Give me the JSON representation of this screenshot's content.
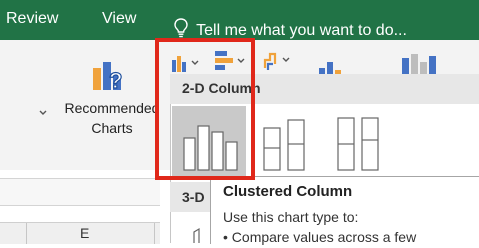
{
  "ribbon": {
    "tabs": [
      {
        "label": "Review"
      },
      {
        "label": "View"
      }
    ],
    "tell_me": {
      "placeholder": "Tell me what you want to do..."
    }
  },
  "recommended_charts": {
    "label": "Recommended Charts"
  },
  "gallery": {
    "section_2d": "2-D Column",
    "section_3d_partial": "3-D",
    "tooltip": {
      "title": "Clustered Column",
      "line1": "Use this chart type to:",
      "line2_partial": "• Compare values across a few"
    }
  },
  "sheet": {
    "column_header_partial": "E"
  },
  "colors": {
    "ribbon_green": "#217346",
    "highlight_red": "#e0281a"
  }
}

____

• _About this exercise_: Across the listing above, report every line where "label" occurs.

• _Exercise response_:
        "label": "Review"
        "label": "View"
    "label": "Recommended Charts"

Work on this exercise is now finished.